The Rebuilding of Bar Soap
By: Abby Penning
Posted: June 29, 2010, from the July 2010 issue of GCI Magazine.
In the bar soap segment of the beauty market, one might not expect to find many ups and downs. Given the recent recession and its continuing rippling effects, however, even bar soap has seen its share of changes in the past few years. In contrast to other industry segments though, principles with Vermont-based bar soap manufacturer Twincraft, Jim Howard and Barbara Devine, share that bar soap appears to have benefited from the recession in more ways than one.
“In one sense, the recession was really a boon to bar soaps because we saw a lot of consumers going back to basics, and that meant bar soaps. Bar soap is something many people perceive as a better value because they can get more usage out of a single bar,” says Devine, Twincraft’s director of marketing. “But to entice those customers back in and have them stick with soap, you have to hook them and tell them your story all over again.” Consumers are obviously more likely to continue buying a product they positive associations with, so Devine notes that, once people again began using bar soap, manufacturers needed to keep that positive dialog going.
“It’s about staying competitive in terms of what your soap offers,” Devine continues. “Consumers are looking for the whole story—a treatment, from cleansing to exfoliating to moisturizing and beyond.

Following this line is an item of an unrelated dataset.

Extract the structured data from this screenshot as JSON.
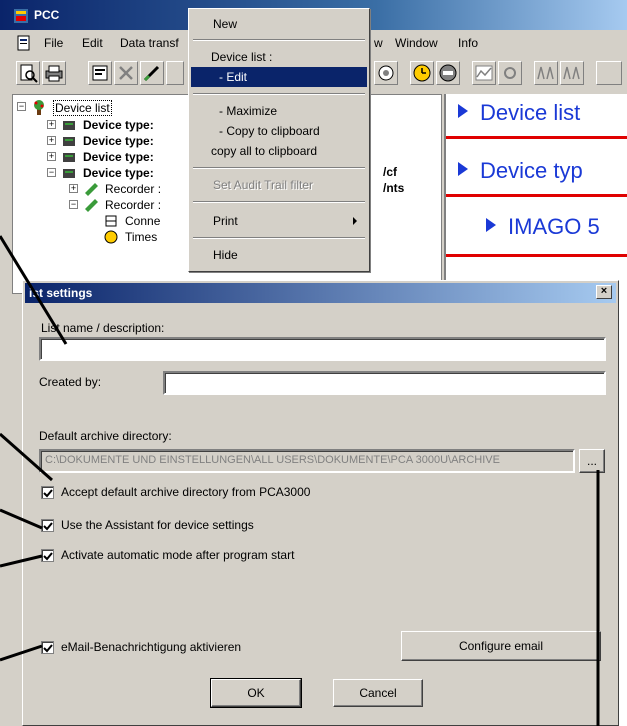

And it’s a challenge to stay innovative and maintain a competitive price point. A lot of companies are facing more and more savvy consumers who are demanding more for their dollars, and therefore more from their products.”
And this is where the bar soap segment is rebuilding itself to match—and even exceed—today’s consumer expectations. “What we’ve been seeing is a shift in where consumers buy their products,” says Howard, vice president of sales and marketing with Twincraft. “With the change in the economy, more consumers are spending more time in the FDM (food, drug, mass) channel and less in specialty skin care stores and higher-end department stores when buying their products.”
“From our end, there has been a massive focus from the FDM stores to develop their own private label store brands,” Howard continues. “As a result of the recession, consumers began shifting to using these store brands for their better price points, and then found they liked them. This has encouraged the FDM lines to want to innovate to keep these consumers interested and retain them.”